JT: No! I came into college studying Public Health as a Pre-Med student, and back then would have laughed if you told me I’d be aspiring to Jewish communal work and one day to semicha. Around my sophomore year I realized that wasn’t the right path for me and I spent a whole semester wanting to change my major every week. Around this time I was very involved on campus, but more than half of my involvements and the ones I was most passionate about were being KHH’s education chair and the Student Alliance For Israel’s Vice president. I just loved teaching and sharing my Judaism that had suddenly started to blossom on campus. Somebody who I wasn’t even so close with at the time in KHH just turned to me one day and said, “Jeremy, don’t you see you want to work with Jews full-time? Why aren’t you doing that?” It was wild: all the angst just immediately went away.

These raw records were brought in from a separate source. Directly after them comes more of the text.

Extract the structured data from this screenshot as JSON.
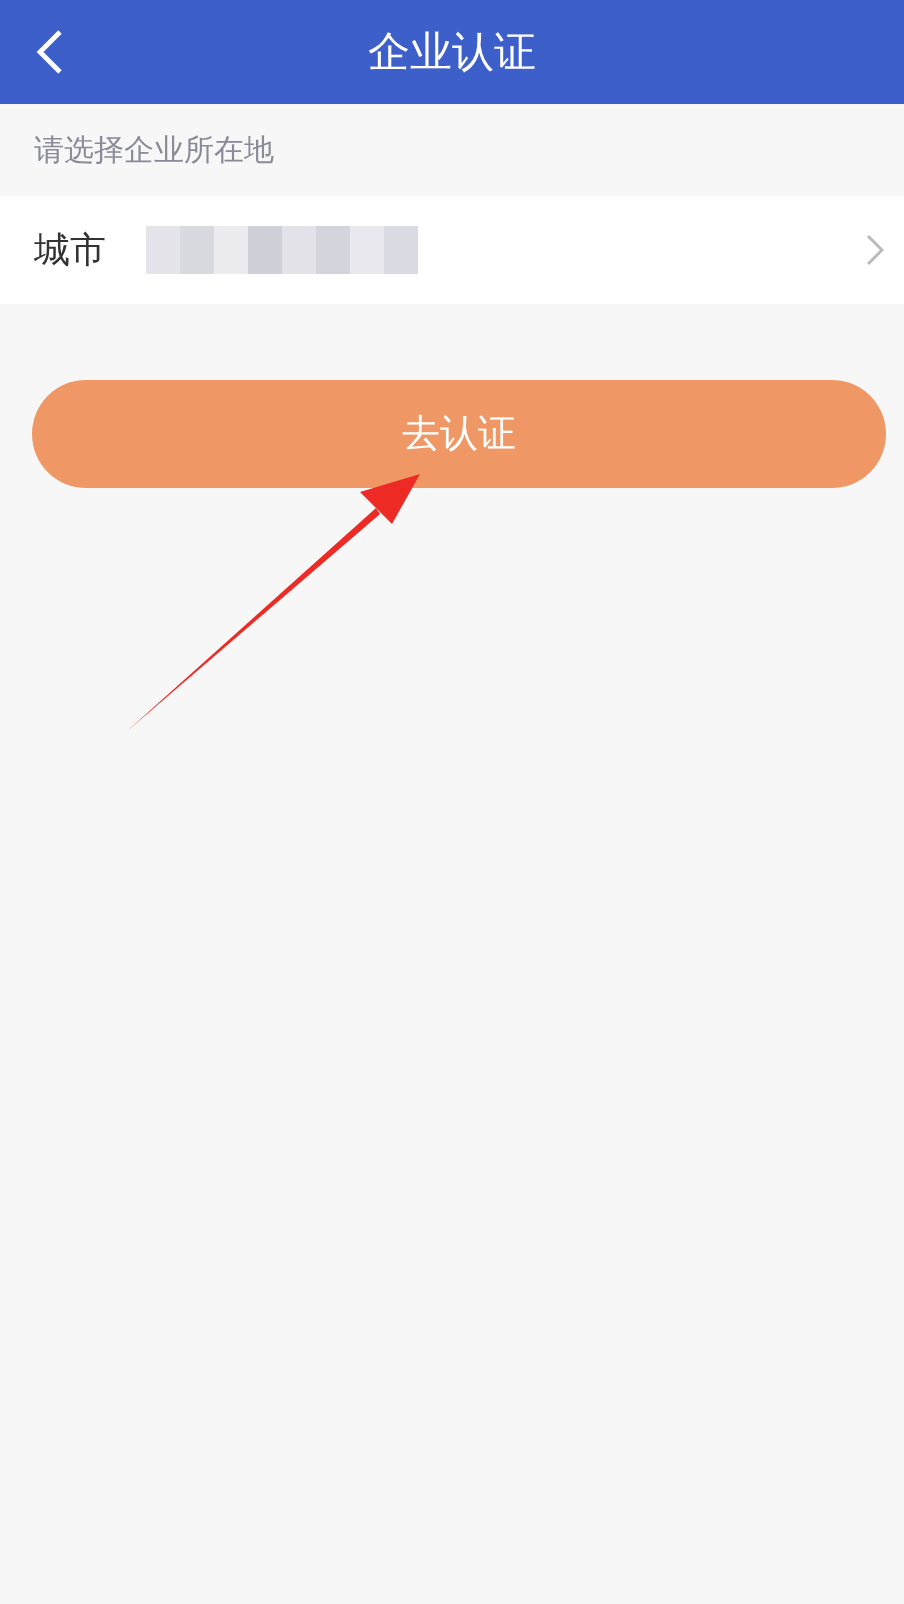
{
  "header": {
    "title": "企业认证"
  },
  "section_label": "请选择企业所在地",
  "city_row": {
    "label": "城市",
    "value_redacted": true
  },
  "submit_button": {
    "label": "去认证"
  },
  "annotation": {
    "kind": "arrow",
    "color": "#ee2a24"
  }
}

Sometimes those things stare us in the face, but it had never occurred to me that my Judaism, the most important part of my life, could be something I bring fully into my life every day. I also am really passionate about leadership and individual growth, and the Eisen’s are the ones who actually connected me to this current job. My students often tell me how happy I look doing this work, and its with a lot of pride that I get to tell them I got my dream job straight out of college. Getting into this work really is one of the best decisions I ever made.

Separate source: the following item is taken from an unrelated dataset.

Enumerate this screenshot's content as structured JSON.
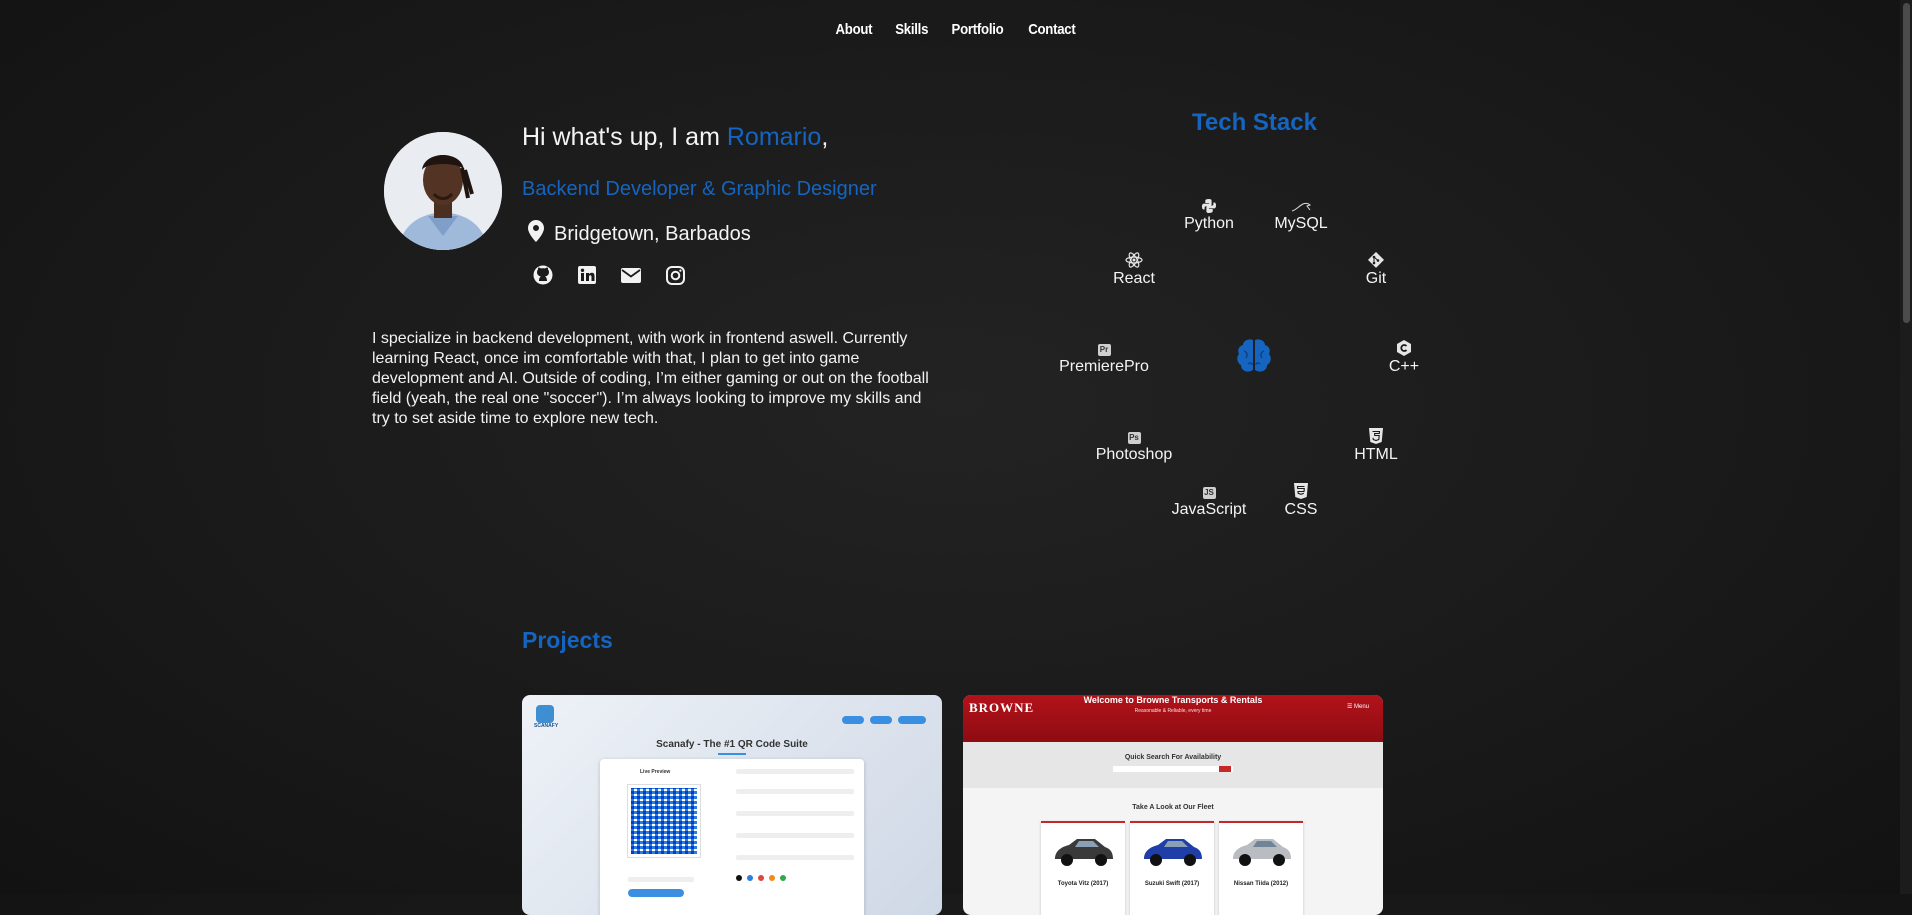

HL: Can you describe your work with Yavneh On Campus? Did your experience at UMASS Amherst help you in your current position with Yavneh and how so?

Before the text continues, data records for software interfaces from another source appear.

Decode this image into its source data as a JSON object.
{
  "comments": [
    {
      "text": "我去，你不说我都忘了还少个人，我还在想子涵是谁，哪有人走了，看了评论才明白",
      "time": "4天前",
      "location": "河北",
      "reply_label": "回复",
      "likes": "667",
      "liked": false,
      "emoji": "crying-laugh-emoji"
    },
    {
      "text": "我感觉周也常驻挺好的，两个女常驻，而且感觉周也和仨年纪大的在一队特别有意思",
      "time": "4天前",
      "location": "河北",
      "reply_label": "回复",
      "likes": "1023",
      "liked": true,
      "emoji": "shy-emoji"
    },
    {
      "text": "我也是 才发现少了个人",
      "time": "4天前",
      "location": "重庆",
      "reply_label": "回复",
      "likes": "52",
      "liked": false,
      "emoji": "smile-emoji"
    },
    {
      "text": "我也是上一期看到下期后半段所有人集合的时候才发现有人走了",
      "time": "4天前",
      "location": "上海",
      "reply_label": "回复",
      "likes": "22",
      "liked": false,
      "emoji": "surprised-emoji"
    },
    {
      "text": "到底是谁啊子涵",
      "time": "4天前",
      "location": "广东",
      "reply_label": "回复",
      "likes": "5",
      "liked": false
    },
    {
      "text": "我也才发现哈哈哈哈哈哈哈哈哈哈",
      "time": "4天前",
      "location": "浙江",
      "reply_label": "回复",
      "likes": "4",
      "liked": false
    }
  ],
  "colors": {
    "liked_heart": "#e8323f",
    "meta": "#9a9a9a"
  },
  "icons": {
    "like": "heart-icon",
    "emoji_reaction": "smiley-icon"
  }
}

JT: Yavneh On Campus is a new student movement that strives to foster Jewish leadership on campus and to organize an international student movement to build the Jewish future. A partnership between the OU and World Mizrachi and only in its second year, Yavneh is already on over 40 campuses and has a national student board working very hard to build this movement. Our main avenue of fulfilling this mission is through the Yavneh fellowship, where students are given resources, advising, networking opportunities, Israel experiences and more, to create change that is locally focused with global impact. As the coordinator I oversee the day to day operations. I am the first point of contact for our current 50 Yavneh fellows and last year’s 60 fellows, I do campus visits to better assist our fellows and to recruit (26 last year!), and I organize our semesterly leadership Shabbatonim. Yavneh also has a number of open projects anyone can participate in, such as Heart2Heart, where students can receive funding to host Shabbat meals and bring new people to their tables, or our Tefillah retreat with Rav Dov Zinger, Israeli tefillah guru who is impacting hundreds of institutions in Israel and a growing number in America as well with his innovative method of prayer. Simultaneously, Yavneh seeks to build a platform for students to meet each other across the world, build connections, and to create programs that can involve students globally to create a shared vision of what the Judaism of the future will look like and to begin building it now. My colleagues Rabbi Jonathan Shulman (director of Yavneh) and Hart Levine (Yavneh director of student leadership initiatives) make all of this possible and are honestly the greatest mentors I could ask for in this. My time at UMass, and especially in KHH, taught me the following important lessons about my communal work: how to run a program; the importance of settings goals and finding a target audience first; that every problem has a solution; to try something new instead of giving up; that life is with people; and finally, that if you believe in someone, there is literally no limit to what they can do. I learned these all from KHH and OU-JLIC and I think I could not effectively dot his work without that time and experience that I had. My whole way of doing this job is pretty much built on these principles. For anyone looking to get involved or just to chat about the future of Judaism and Torah, feel free to shoot me an email at firstname.lastname@example.org. Looking forward to hearing from you 🙂